- Dataset rows for apps and sites -
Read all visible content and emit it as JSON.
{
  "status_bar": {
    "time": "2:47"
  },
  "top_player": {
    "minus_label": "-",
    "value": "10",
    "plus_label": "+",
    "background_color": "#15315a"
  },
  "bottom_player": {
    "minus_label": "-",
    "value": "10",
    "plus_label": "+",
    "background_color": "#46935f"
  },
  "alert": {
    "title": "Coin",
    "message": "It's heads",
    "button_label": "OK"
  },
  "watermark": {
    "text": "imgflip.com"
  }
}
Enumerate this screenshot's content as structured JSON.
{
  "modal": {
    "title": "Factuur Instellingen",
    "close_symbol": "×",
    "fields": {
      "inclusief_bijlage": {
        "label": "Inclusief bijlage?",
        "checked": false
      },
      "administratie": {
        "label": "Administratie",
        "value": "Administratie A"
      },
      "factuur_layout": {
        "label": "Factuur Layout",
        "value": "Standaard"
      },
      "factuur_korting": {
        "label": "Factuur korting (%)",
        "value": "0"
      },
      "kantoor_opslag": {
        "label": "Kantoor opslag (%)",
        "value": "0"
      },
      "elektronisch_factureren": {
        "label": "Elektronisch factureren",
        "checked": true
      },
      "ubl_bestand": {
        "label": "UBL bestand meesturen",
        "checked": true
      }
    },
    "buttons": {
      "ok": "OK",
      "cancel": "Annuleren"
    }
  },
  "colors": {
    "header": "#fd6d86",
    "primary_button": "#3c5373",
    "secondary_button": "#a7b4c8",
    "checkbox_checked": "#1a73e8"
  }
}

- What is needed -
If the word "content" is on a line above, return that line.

- Output -
Read all visible content and emit it as JSON.
Enumerate this screenshot's content as structured JSON.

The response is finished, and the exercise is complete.